"He's a fool, an absolute fool to talk that way," said Biden. He added that "This macho stuff ... It's costing people's lives."

Trump has frequently refused to don a mask while speaking to the media, even when he is in public places where masks are required.

Watch below:

“He’s a fool, an absolute fool to talk that way,” Biden to @DanaBashCNN about Trump belittling his wearing of a mask. “This macho stuff ... It’s costing people’s lives.”

Continue Reading

Breaking Banner

Trump says he can ‘absolutely’ force governors to reopen churches if he decides to do so

Published

on

At Tuesday's coronavirus press briefing, President Donald Trump was pressed on whether he really has the authority to force governors to allow houses of worship to reopen amid the coronavirus pandemic. "Can you explain what authority you had in mind when you said that you would do that?" asked a reporter.

The president emphasized that he does have the power — but did not elaborate on how specifically he would do so, and added that he doesn't think he will have to.

"I can absolutely do it if I want to," said Trump. "I don't think I'm going to have to, because it's starting to open up. We need our churches and our synagogues and our mosques. We want them open, churches, synagogues, mosques, and other — we want them open and we want them open as soon as possible."

Continue Reading
 

Breaking Banner

Trump continues pushing conspiracy theories about Joe Scarborough — immediately after reporter tells him about widower begging him to stop

Published

on

At Tuesday's White House press briefing, President Donald Trump was asked by reporters if he was aware of the letter from the widower of deceased congressional aide Lori Klausutis, begging the president to stop promoting conspiracy theories that she had been murdered by former representative and MSNBC host Joe Scarborough.

The president replied, "Yeah I have." However, almost immediately after, he used the moment to continue pushing the conspiracy theory, adding, "As you know, there's no statute of limitations."

Asked if he's seen the distressed letter from the widower of Lori Klausutis about Trump turning her death into fodder, Trump says "yeah I have," then continues propagating his conspiracy nonsense, then says, "As you know, there's no statute of limitations."

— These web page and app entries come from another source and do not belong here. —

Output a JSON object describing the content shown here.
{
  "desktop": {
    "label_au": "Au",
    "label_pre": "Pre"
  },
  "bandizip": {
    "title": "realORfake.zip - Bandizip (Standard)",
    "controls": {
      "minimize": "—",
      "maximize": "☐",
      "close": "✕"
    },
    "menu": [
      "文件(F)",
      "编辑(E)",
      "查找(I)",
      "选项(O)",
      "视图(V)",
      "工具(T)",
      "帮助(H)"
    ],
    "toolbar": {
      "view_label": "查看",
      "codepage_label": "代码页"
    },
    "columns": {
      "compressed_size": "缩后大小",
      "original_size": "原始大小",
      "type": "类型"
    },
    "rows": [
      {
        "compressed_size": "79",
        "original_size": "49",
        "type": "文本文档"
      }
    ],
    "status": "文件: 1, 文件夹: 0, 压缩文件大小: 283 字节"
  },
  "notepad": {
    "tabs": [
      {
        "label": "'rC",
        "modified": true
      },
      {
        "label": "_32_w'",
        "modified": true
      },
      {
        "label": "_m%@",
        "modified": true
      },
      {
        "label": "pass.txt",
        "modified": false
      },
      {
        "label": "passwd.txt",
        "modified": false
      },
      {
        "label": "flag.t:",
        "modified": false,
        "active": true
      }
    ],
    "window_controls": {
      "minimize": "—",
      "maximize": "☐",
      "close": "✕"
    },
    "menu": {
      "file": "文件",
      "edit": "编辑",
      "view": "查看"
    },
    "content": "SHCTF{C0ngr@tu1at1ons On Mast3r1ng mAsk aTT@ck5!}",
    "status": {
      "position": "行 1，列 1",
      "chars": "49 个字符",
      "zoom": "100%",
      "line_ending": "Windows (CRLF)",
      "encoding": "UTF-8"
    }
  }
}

Continue Reading
 
 
You need honest news coverage. Help us deliver it. Join Raw Story Investigates for $1. Go ad-free.
close-image